The implementation of DRM in EPUB files has been the subject of extensive debate among publishers, authors, and readers. Critics argue that DRM overprotects content to the detriment of consumer rights and the free flow of information. Proponents, however, view DRM as essential for safeguarding the digital publishing economy.

Consumer Rights vs. Copyright Protection: The balance between protecting copyright and preserving consumer rights is a contentious topic. Consumers advocate for less restrictive DRM to enjoy more freedom with their purchased content, while authors and publishers emphasize the need for DRM to prevent piracy and revenue loss.

Future of DRM in EPUB: The future of DRM in EPUB is likely to see technological advancements and policy changes aimed at creating a more balanced ecosystem. Efforts may include developing user-friendly DRM solutions and considering alternative revenue models that rely less on restricting access to content.

Reading and Distributing EPUB Files

Software and Devices for Reading EPUB Files

With the growing popularity of digital books, EPUB files have become widely recognized as a standard format for eBooks, thanks to their flexibility and support for dynamic content layout. A variety of software and devices are specially designed to augment the reading experience of EPUB files, catering to the needs of avid readers across the globe. Whether you are using smartphones, tablets, or e-readers, there's a multitude of options available for accessing these files.

Different platforms offer a range of EPUB readers with diverse functionalities tailored to enhance your reading pleasure. Below are some of the highly recommended EPUB readers for various devices:

  • For Windows and MacOS: Adobe Digital Editions provides a straightforward and effective way to read EPUB files, with support for DRM-protected content.
  • For Android: Moon+ Reader offers an extensive set of features including customizable themes, dual page mode, and advanced tracking of reading progress.
  • For iOS: Apple Books integrates seamlessly with your iOS device, offering a slick interface and sync capabilities across all iCloud-connected devices.

Device Compatibility

The versatility of EPUB files means they can be opened on a wide variety of devices without losing the essence of what makes digital reading so appealing. E-readers like the Amazon Kindle (via conversion), Kobo, and Barnes & Noble Nook are designed to support EPUB files natively, providing an optimal reading experience that mimics the feel of reading a traditional book but with the added benefits of digital technology such as adjustable fonts and night mode.

Publishing and Sharing EPUB Files

EPUB files not only offer an excellent way for authors to distribute their work digitally but also provide an easy avenue for sharing literature and informational content. The process of publishing and sharing these files has been simplified by numerous platforms and standards, making EPUB a preferred format for writers and publishers alike.
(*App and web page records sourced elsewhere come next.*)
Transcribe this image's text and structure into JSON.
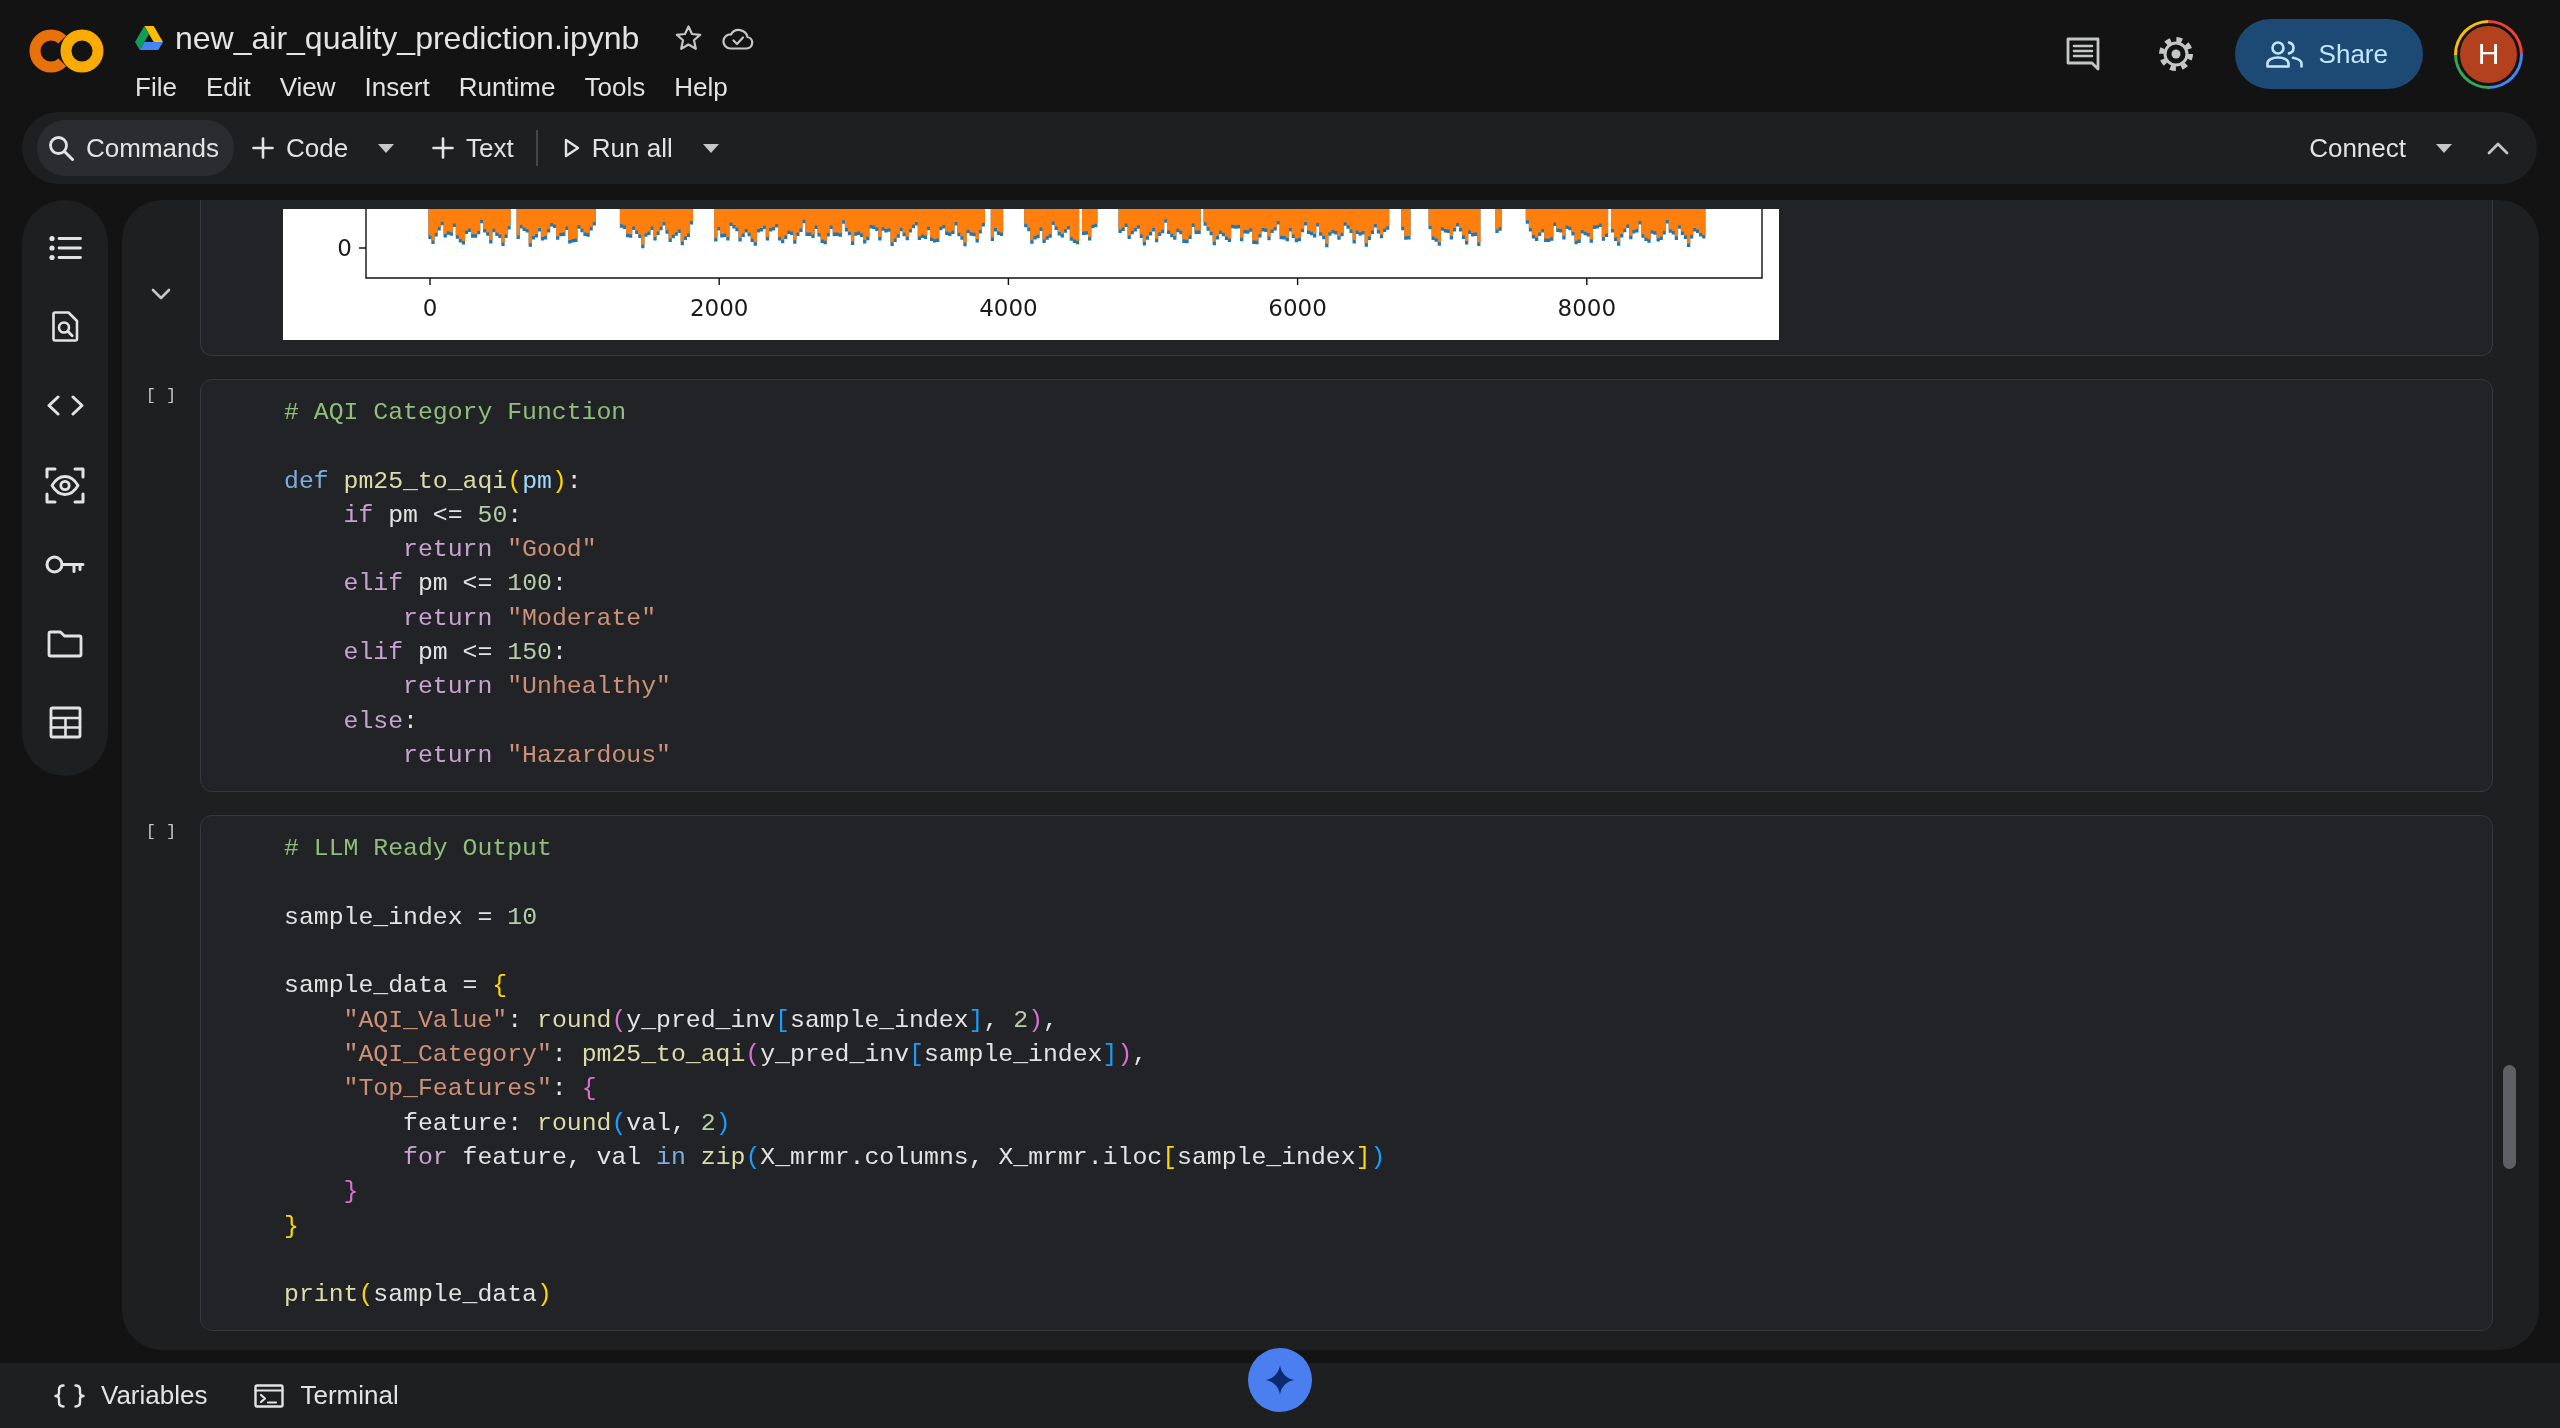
{
  "header": {
    "title": "new_air_quality_prediction.ipynb",
    "menu": [
      "File",
      "Edit",
      "View",
      "Insert",
      "Runtime",
      "Tools",
      "Help"
    ],
    "share": "Share",
    "avatar": "H"
  },
  "toolbar": {
    "items": [
      {
        "kind": "commands",
        "label": "Commands"
      },
      {
        "kind": "code",
        "label": "Code"
      },
      {
        "kind": "text",
        "label": "Text"
      },
      {
        "kind": "run_all",
        "label": "Run all"
      }
    ],
    "connect": "Connect"
  },
  "cells": [
    {
      "kind": "output",
      "plot": {
        "x_tick_labels": [
          "0",
          "2000",
          "4000",
          "6000",
          "8000"
        ],
        "y_tick_labels": [
          "0"
        ]
      }
    },
    {
      "kind": "code",
      "prompt": "[ ]",
      "blocks": [
        [
          "# AQI Category Function"
        ],
        [
          "def pm25_to_aqi(pm):",
          "    if pm <= 50:",
          "        return \"Good\"",
          "    elif pm <= 100:",
          "        return \"Moderate\"",
          "    elif pm <= 150:",
          "        return \"Unhealthy\"",
          "    else:",
          "        return \"Hazardous\""
        ]
      ]
    },
    {
      "kind": "code",
      "prompt": "[ ]",
      "blocks": [
        [
          "# LLM Ready Output"
        ],
        [
          "sample_index = 10"
        ],
        [
          "sample_data = {",
          "    \"AQI_Value\": round(y_pred_inv[sample_index], 2),",
          "    \"AQI_Category\": pm25_to_aqi(y_pred_inv[sample_index]),",
          "    \"Top_Features\": {",
          "        feature: round(val, 2)",
          "        for feature, val in zip(X_mrmr.columns, X_mrmr.iloc[sample_index])",
          "    }",
          "}"
        ],
        [
          "print(sample_data)"
        ]
      ]
    }
  ],
  "bottom_bar": [
    {
      "kind": "variables",
      "label": "Variables"
    },
    {
      "kind": "terminal",
      "label": "Terminal"
    }
  ]
}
Self-Publishing Platforms

Several online platforms have emerged as popular choices for self-publishing authors looking to distribute their work in EPUB format. Platforms such as Amazon Kindle Direct Publishing (KDP), though primarily using its own format, supports the uploading of EPUB files for conversion. Others like Smashwords offer direct distribution in EPUB format, along with guidance for formatting and optimizing eBooks for a wide audience.

Sharing EPUB Files

Sharing EPUB files among readers fosters a sense of community and allows for the dissemination of knowledge and stories. Digital libraries and forums, such as Project Gutenberg and Reddit’s r/FreeEbooks, provide avenues for users to freely download or share EPUB files. Moreover, the use of Digital Rights Management (DRM) technology by publishers ensures the protection of copyright while still facilitating the sharing of content under specific terms and conditions.